Last week, the UK Monopoly champion revealed her winning strategy. Apparently, if you want to win at Monopoly, you need no more than four houses, and you need to spend as much time as possible in jail.
This is fair enough, but it's the sort of advice that'll only really help you when you're playing Monopoly. And who wants to play Monopoly? It's a game that's responsible for more family arguments than divorce, adultery, and alcoholism combined.
Do you know what game I like better? Scrabble. Not just because it's less stressful, but also because it rewards knowledge and strategy over ruthlessness. And in doing so, it gives you the sort of skills that can be used beyond the board.
A good Monopoly strategy can help you to win at Monopoly. But get good at Scrabble, and you can get good at life.
1. Language Will Get You Everywhere
I grew up in Greece, and while it is possible to buy Greek Scrabble sets, I found the English language version of the game proved invaluable in helping me to get to grips with a new language.
You'd be amazed by how much you can learn about a language through developing an encyclopaedic knowledge of its two letter words. Also, when you're trying to learn a new vocabulary, once you've mastered the words that begin with letters like "X" and "Z", you'll find that the everyday stuff comes much easier.
Apparently, the French-language Scrabble champion cannot speak French, but I bet he could if he tried. Through playing Scrabble, I honed my English abilities. And through learning English, I've managed to get a very good job in England.
2. Fortune Favours the Bold, but Slow & Steady Wins the Race
To win at Scrabble, not only do you need a broad vocabulary with impeccable spelling skills, you also need a lot of luck.
But the better you get, the easier it is to make your own luck.
Experienced players can glance at boards that may appear hopeless, only to spot a killer two-word opportunity that leaves your opponents reeling. Similarly, expert players can identify incredibly obscure words in almost any jumble of vowels and consonants.
To win, then, becomes a process of knowing when to act.
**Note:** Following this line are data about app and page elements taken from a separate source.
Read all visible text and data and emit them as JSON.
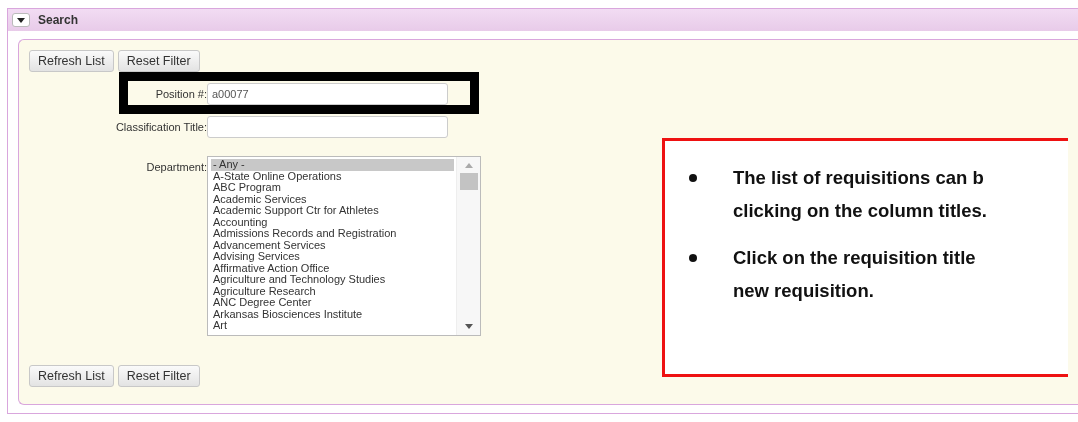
{
  "panel": {
    "title": "Search",
    "expanded": true
  },
  "top_buttons": [
    "Refresh List",
    "Reset Filter"
  ],
  "fields": [
    {
      "label": "Position #:",
      "value": "a00077",
      "highlighted": true
    },
    {
      "label": "Classification Title:"
    }
  ],
  "department": {
    "label": "Department:",
    "options": [
      {
        "text": "- Any -",
        "selected": true
      },
      {
        "text": "A-State Online Operations",
        "selected": false
      },
      {
        "text": "ABC Program",
        "selected": false
      },
      {
        "text": "Academic Services",
        "selected": false
      },
      {
        "text": "Academic Support Ctr for Athletes",
        "selected": false
      },
      {
        "text": "Accounting",
        "selected": false
      },
      {
        "text": "Admissions Records and Registration",
        "selected": false
      },
      {
        "text": "Advancement Services",
        "selected": false
      },
      {
        "text": "Advising Services",
        "selected": false
      },
      {
        "text": "Affirmative Action Office",
        "selected": false
      },
      {
        "text": "Agriculture and Technology Studies",
        "selected": false
      },
      {
        "text": "Agriculture Research",
        "selected": false
      },
      {
        "text": "ANC Degree Center",
        "selected": false
      },
      {
        "text": "Arkansas Biosciences Institute",
        "selected": false
      },
      {
        "text": "Art",
        "selected": false
      }
    ]
  },
  "bottom_buttons": [
    "Refresh List",
    "Reset Filter"
  ],
  "callout": {
    "bullets": [
      {
        "lines": [
          "The list of requisitions can b",
          "clicking on the column titles."
        ]
      },
      {
        "lines": [
          "Click on the requisition title",
          "new requisition."
        ]
      }
    ]
  }
}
Do you pepper your opponents with word after word over the course of a game, or do you bide your time until you can use all your letters at once, guaranteeing victory in a single devastating move?
Good Scrabble players know when to act - not just on the board, but also in the boardroom.
3. Build on Past Successes
In Scrabble, a "Benjamin" is a move in which you add a three letter prefix to a word, creating a super seven letter word.
It's a move that's only possible when you've got the right letters plus the prerequisite understanding of how words are formed, but the underlying principle is a lesson for life.
Your past successes do not exist in a vacuum, nor do the successes of your opponents prevent you from growing. Both can act as essential steps on your path to victory.
4. Innovation is Everything, and Can Come From Anywhere
Finally, if we look beyond the bloody battlefield of the Scrabble board and delve a little into the game's history, we find plenty of stirring lessons for life.
Did you know, for example, that Scrabble was invented not by a linguist or a games expert, but by an architect? And that the game did not spring fully-formed into the world, but was instead developed slowly over the course of months and years? And that, were it not for extensive collaboration between a dedicated group of friends, there would be no Scrabble as we know it today?
This is genuinely inspirational stuff - if you want to succeed at life, the story of Scrabble teaches us the importance of lateral thinking, of letting ideas breathe and evolve, and of drawing from the expertise of others.
Whereas Monopoly teaches you to be a ruthless, autonomous criminal, a wider understanding of Scrabble infuses you with the sort of attitudes and ideas that lie behind all success stories. I think that's a game that's worth playing.